Susan Schoenfeld, J.D., is a Senior Legal Editor for BLR’s human resources and employment law publications. She has practiced in the area of employment litigation and counseling, covering topics such as disability discrimination, wrongful discharge, sexual harassment, and general employment discrimination. Schoenfeld has litigated numerous cases before the U.S. Court of Appeals, state court, and at the U.S. Department of Labor.
Business & Legal Resources (BLR) has announced the launch of its 'HR Compliance News Update,' a new video series that will keep employers updated on the latest HR compliance news. In each episode, BLR will go over recent, significant developments employers should know about and provide insights beyond the headlines from our team of HR legal editors.
In the February 2013 premiere episode, Senior Managing Editor Patricia Trainor discusses recent developments that have implications for employers. These include an immigration reform proposal from a bipartisan group of senators; an appeals court ruling on President Obama’s recess appointments to the National Labor Relations Board; and the release of some telling statistics regarding union membership in the United States.
One potentially confusing area for employers is determining under which circumstances employee training time must be paid. Is all employee training time considered hours worked? BLR Legal Editor Susan Prince provides the answer in this new video.
Hi. I’m Susan Prince, a Legal Editor at HR.BLR.com. We recently received an Ask the Expert question from a subscriber asking "Do we have to pay an employee for an evening training course that we asked her to take?"
The time that employees spend in meetings, lectures, or training is considered hours worked and must be paid, unless:
Attendance is outside regular working hours;
Attendance is voluntary;
The course, lecture, or meeting is not job related; and
The employee does not perform any productive work during attendance.
Training is directly related to the employee's job if it is designed to make the employee handle his job more effectively as distinguished from training him for another job, or to a new or additional skill. For example, a stenographer who is given a course in stenography is engaged in an activity to make her a better stenographer. Time spent in such a course given by the employer or under his auspices is hours worked.
However, if the stenographer takes a course in bookkeeping, it may not be directly related to her job.

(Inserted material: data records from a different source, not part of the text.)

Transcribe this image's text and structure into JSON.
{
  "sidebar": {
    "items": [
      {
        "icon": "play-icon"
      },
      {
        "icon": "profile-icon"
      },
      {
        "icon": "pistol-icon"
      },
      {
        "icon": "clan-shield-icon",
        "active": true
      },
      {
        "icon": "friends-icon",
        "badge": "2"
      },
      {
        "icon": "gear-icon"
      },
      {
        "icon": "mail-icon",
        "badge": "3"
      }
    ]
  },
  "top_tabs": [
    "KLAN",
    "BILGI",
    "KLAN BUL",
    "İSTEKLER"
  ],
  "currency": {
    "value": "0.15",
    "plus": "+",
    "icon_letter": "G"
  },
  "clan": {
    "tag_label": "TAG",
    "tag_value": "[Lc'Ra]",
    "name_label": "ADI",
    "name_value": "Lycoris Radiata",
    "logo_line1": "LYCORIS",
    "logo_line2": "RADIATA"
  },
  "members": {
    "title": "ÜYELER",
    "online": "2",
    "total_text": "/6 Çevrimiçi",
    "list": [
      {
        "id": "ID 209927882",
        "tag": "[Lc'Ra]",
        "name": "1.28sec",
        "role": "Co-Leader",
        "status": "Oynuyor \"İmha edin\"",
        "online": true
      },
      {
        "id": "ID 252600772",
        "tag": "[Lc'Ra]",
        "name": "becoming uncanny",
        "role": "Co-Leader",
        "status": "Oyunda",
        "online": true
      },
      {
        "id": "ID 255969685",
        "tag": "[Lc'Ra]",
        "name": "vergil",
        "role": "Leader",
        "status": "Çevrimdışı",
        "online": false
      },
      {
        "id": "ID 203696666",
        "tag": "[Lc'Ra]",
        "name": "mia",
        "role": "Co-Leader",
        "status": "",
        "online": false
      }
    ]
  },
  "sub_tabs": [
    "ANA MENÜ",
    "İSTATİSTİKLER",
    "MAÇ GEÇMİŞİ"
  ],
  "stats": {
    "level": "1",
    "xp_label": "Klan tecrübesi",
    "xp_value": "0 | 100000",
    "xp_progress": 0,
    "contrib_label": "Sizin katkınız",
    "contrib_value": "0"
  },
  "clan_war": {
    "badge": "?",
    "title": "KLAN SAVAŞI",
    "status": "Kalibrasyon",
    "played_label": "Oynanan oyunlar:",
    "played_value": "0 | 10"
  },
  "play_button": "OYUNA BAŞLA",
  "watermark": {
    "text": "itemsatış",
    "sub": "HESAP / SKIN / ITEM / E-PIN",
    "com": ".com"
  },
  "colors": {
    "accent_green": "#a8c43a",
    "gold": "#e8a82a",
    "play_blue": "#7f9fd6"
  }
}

Thus, the time she spends voluntarily in taking such a bookkeeping course, outside of regular working hours, need not be counted as working time.
Where a training course is instituted for the bona fide purpose of preparing for advancement through upgrading the employee to a higher skill, and is not intended to make the employee more efficient in his present job, the training is not considered directly related to the employee's job even though the course incidentally improves his skill in doing his regular work.
HR.BLR.com's Ask the Expert service is an exclusive benefit of our subscribers. To learn more about becoming a subscriber, visit HR.BLR.com. Thanks.
January 2013 is National Mentoring Month, which is the perfect time for employers that may be interested in establishing an external mentoring program to learn about how they can get started and enjoy the benefits of providing employee-mentors while helping their local community.
In this video, BLR interviews an expert on internal and external business mentoring: Dr. Susan Weinberger is president of the Mentor Consulting Group and a consultant to numerous corporations and community agencies. She explains the events and activities planned for National Mentoring Month as well as how employers can participate.